A cinema for the blind in Beijing
This week’s 1510 Digest, a weekly English summary of essays and reportage published on the Chinese website My1510.cn:
Cinema for the blind
By Sergeant Xiaoman, June 11 2012
This post describes a community initiative in the Houhai area of Beijing: In the old Shou Ming temple, the organization ‘Mind Cinema’ runs weekly cinema screenings for blind people. Every Saturday, volunteers ‘guide’ blind people through movies, not only describing the action for them, but also using models and replicas of various objects so they can experience the film through the sense of touch.
Original link: 盲人电影院
A composition graded zero marks in the Guangdong university entrance examination
by Zhang Zejia, June 10 2012
This post is an imaginary student composition, an answer to a question that was part of Guangdong’s recent university graduation examinations. The essay is proposed as something that would certainly fail if a student submitted it. The composition questions is:
Marie Curie tells a young girl, ‘No matter what era we live in we can all have a good life.’
Respond to this statement.
The imaginary student response that fails takes the form of a satirical poem describing an ideal China, without corruption, food scandals, or censorship, but where law, reason and transparency reign.
For more about the university entrance exams or gaokao , see this post on Danwei.
Original link: 广东高考零分作文
Moderate corruption and the prediction of Zhang Chunqiao
By Tu Zifang, June 12 2012
In early June, the Global Times published an editorial stating that China should tolerate a moderate amount of corruption — causing an angry reaction online. This post, in reaction to the statement, evokes the memory of Zhang Chunqiao, a member of the Gang of Four, and a prediction he made after his trial: that unless the Party can solve the problem of its own corruption, the masses will rebel, and there will be great violence.
Original link: 适度腐败和张春桥的预言
The growing vogue of ‘happy farm-life’ travel to North Korea on public funds
By Zhu Zhenqiang, June 12 2012
A team of female reporters from the People’s Daily wrote that ‘North Korean Children eat five meals a day’; this post starts starts with a reflection on the causes for this obviously fake statement, and what motivates it. It then questions the motives behind the growing number of publicly funded trips to North Korea.
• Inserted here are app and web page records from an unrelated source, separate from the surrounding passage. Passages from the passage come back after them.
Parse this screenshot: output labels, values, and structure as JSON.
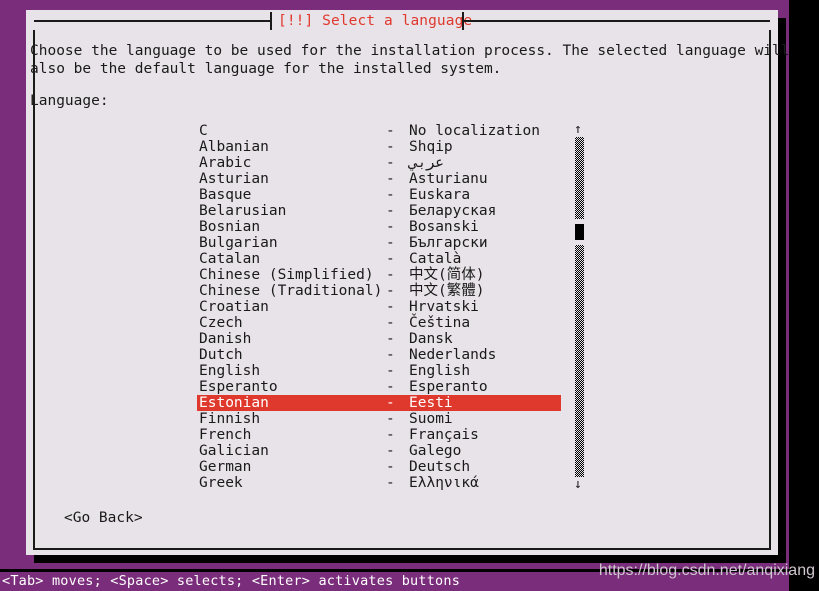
{
  "desktop": {
    "background_color": "#7A2D7A",
    "outer_color": "#000000"
  },
  "dialog": {
    "title": "[!!] Select a language",
    "title_color": "#DF382C",
    "background_color": "#E8E3E8",
    "border_color": "#1A1A1A",
    "description_line1": "Choose the language to be used for the installation process. The selected language will",
    "description_line2": "also be the default language for the installed system.",
    "field_label": "Language:",
    "go_back_label": "<Go Back>"
  },
  "language_list": {
    "selected_index": 17,
    "highlight_color": "#DF382C",
    "highlight_text_color": "#FFFFFF",
    "separator": "-",
    "items": [
      {
        "name": "C",
        "native": "No localization"
      },
      {
        "name": "Albanian",
        "native": "Shqip"
      },
      {
        "name": "Arabic",
        "native": "عربي"
      },
      {
        "name": "Asturian",
        "native": "Asturianu"
      },
      {
        "name": "Basque",
        "native": "Euskara"
      },
      {
        "name": "Belarusian",
        "native": "Беларуская"
      },
      {
        "name": "Bosnian",
        "native": "Bosanski"
      },
      {
        "name": "Bulgarian",
        "native": "Български"
      },
      {
        "name": "Catalan",
        "native": "Català"
      },
      {
        "name": "Chinese (Simplified)",
        "native": "中文(简体)"
      },
      {
        "name": "Chinese (Traditional)",
        "native": "中文(繁體)"
      },
      {
        "name": "Croatian",
        "native": "Hrvatski"
      },
      {
        "name": "Czech",
        "native": "Čeština"
      },
      {
        "name": "Danish",
        "native": "Dansk"
      },
      {
        "name": "Dutch",
        "native": "Nederlands"
      },
      {
        "name": "English",
        "native": "English"
      },
      {
        "name": "Esperanto",
        "native": "Esperanto"
      },
      {
        "name": "Estonian",
        "native": "Eesti"
      },
      {
        "name": "Finnish",
        "native": "Suomi"
      },
      {
        "name": "French",
        "native": "Français"
      },
      {
        "name": "Galician",
        "native": "Galego"
      },
      {
        "name": "German",
        "native": "Deutsch"
      },
      {
        "name": "Greek",
        "native": "Ελληνικά"
      }
    ]
  },
  "scrollbar": {
    "up_arrow": "↑",
    "down_arrow": "↓"
  },
  "status_bar": {
    "text": "<Tab> moves; <Space> selects; <Enter> activates buttons",
    "background_color": "#7A2D7A",
    "text_color": "#FFFFFF"
  },
  "watermark": {
    "text": "https://blog.csdn.net/anqixiang"
  }
}
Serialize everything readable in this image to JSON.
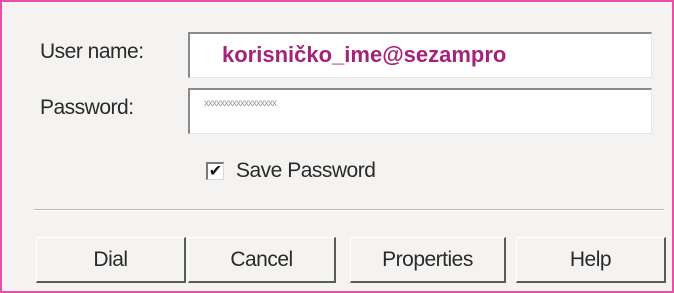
{
  "form": {
    "username_label": "User name:",
    "username_value": "korisničko_ime@sezampro",
    "password_label": "Password:",
    "password_value": "xxxxxxxxxxxxxxxxxx",
    "save_password_label": "Save Password",
    "save_password_checked": true,
    "checkmark_glyph": "✔"
  },
  "buttons": {
    "dial": "Dial",
    "cancel": "Cancel",
    "properties": "Properties",
    "help": "Help"
  },
  "colors": {
    "accent_border": "#e94fa4",
    "username_text": "#a4237a",
    "dialog_background": "#f4f3f1"
  }
}
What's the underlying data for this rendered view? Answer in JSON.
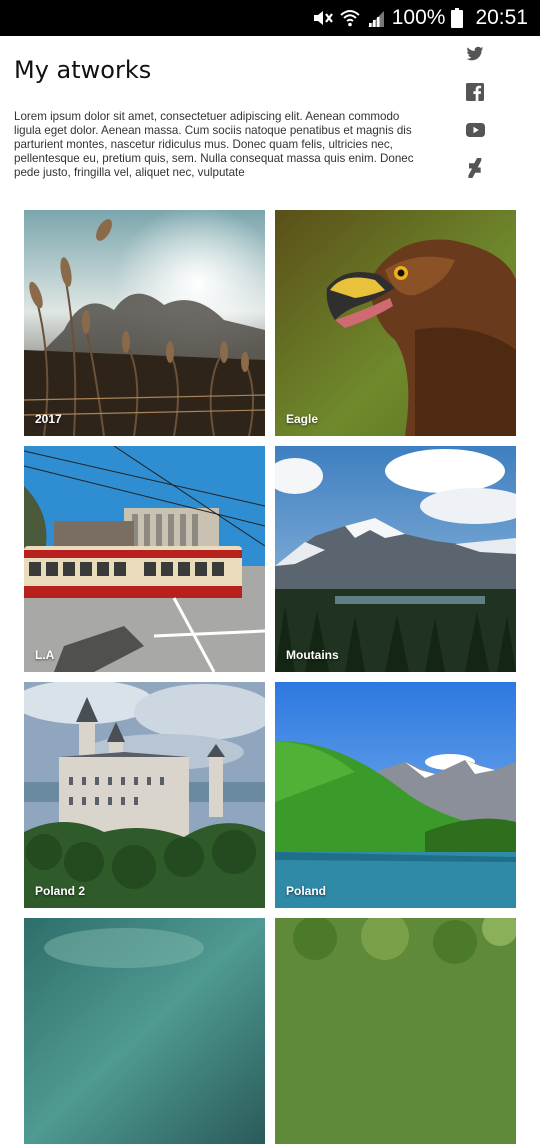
{
  "status_bar": {
    "battery_percent": "100%",
    "time": "20:51",
    "icons": [
      "mute-icon",
      "wifi-icon",
      "signal-icon",
      "battery-icon"
    ]
  },
  "page": {
    "title": "My atworks",
    "description": "Lorem ipsum dolor sit amet, consectetuer adipiscing elit. Aenean commodo ligula eget dolor. Aenean massa. Cum sociis natoque penatibus et magnis dis parturient montes, nascetur ridiculus mus. Donec quam felis, ultricies nec, pellentesque eu, pretium quis, sem. Nulla consequat massa quis enim. Donec pede justo, fringilla vel, aliquet nec, vulputate"
  },
  "social_links": [
    "twitter-icon",
    "facebook-icon",
    "youtube-icon",
    "deviantart-icon"
  ],
  "gallery": [
    {
      "caption": "2017",
      "scene": "grass-sunset"
    },
    {
      "caption": "Eagle",
      "scene": "eagle"
    },
    {
      "caption": "L.A",
      "scene": "streetcar"
    },
    {
      "caption": "Moutains",
      "scene": "mountains"
    },
    {
      "caption": "Poland 2",
      "scene": "castle"
    },
    {
      "caption": "Poland",
      "scene": "alpine-lake"
    },
    {
      "caption": "",
      "scene": "teal-texture"
    },
    {
      "caption": "",
      "scene": "aerial-forest"
    }
  ],
  "colors": {
    "status_bar_bg": "#000000",
    "page_bg": "#ffffff",
    "title_text": "#111111",
    "social_icon": "#555555"
  }
}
Unlike trips to Europe, which have come to symbolize corruption and depravity, trips to North Korea are supposedly about a return to nature and simplicity, enjoying the illusion of a ‘happy farm-life’, and therefore a symbol of purity. But, the author questions, would not the cost of these trips be better used fixing the problems of China?
Original link: 警惕朝鲜成公款“农家乐”旅游新热点
The Pendulum of history will finally freeze in the direction of democracy
By Hu Saimeng, June 13 2012
The Southern People Weekly recently published a detailed report on the Great Famine that coincided with the Great Leap Forward. This article broke the official taboo on discussing that period of Chinese history, for which it received a lot of positive comments from Internet users and the international media. This post reflects on the interactions of politics and the media when considering history.
Was the publication of that report a real move towards increased freedom of speech, or a subtle way for the current authorities to better bury Red history and the ghost of Bo Xilai? How much can the Party actually reconsider the history of its own foundation without running the risk of losing authority? And can a party that still uses violence to maintain stability ever face its own mistakes?
Original link: 历史的钟摆必将定格在“民主”的维度
’1510′ （yi wu yi shi 一五一十） is a Chinese idiom which means ‘to tell things objectively and honestly’. The 1510 site was founded by Phoenix TV journalist Rose Luqiu Luwei in 2007, and brings together essays by a range of Chinese writers.
This weekly 1510 digest is a collaboration between Danwei and The Marco Polo Project, a Melbourne-based website that crowd-sources translation of contemporary Chinese writing. All articles in this digest and a large range of other Chinese readings are accessible at Marcopoloproject.org. Some are available in English, French and Spanish translation. (You can join the project if you’d like to help with translations.)
Danwei is an affiliate of the Australian Centre on China in the World at The Australian National University. This posting is a result of one project that is part of that on-going collaboration.